▶ _What you need to do_
Take every line from the data that has the word "level" in it.

▶ _Provided data_
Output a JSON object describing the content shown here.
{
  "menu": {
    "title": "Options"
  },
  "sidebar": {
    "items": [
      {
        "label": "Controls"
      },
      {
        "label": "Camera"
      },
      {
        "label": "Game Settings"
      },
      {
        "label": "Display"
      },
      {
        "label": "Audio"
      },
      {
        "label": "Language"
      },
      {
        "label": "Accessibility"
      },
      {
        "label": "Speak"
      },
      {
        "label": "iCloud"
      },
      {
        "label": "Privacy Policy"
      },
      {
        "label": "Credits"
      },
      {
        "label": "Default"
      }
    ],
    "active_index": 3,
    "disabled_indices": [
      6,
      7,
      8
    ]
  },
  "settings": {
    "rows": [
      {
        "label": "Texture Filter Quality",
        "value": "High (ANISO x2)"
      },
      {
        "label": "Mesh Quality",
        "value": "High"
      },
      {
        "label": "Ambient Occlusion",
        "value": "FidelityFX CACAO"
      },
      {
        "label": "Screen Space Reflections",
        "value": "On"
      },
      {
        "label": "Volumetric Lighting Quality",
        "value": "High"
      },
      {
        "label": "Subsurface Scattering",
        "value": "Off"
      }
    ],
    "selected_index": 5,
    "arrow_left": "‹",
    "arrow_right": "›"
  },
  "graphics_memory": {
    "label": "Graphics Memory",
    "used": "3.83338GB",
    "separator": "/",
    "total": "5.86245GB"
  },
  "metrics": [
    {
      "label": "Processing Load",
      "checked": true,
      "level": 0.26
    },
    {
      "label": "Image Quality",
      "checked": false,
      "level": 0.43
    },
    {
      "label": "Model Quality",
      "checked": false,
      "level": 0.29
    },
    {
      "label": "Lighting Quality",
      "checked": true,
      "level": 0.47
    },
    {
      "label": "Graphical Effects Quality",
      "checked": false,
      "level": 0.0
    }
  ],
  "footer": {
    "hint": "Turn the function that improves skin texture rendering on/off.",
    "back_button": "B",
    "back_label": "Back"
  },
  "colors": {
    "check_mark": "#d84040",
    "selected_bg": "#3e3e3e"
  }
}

▶ _Response to the task_
      "level": 0.26
      "level": 0.43
      "level": 0.29
      "level": 0.47
      "level": 0.0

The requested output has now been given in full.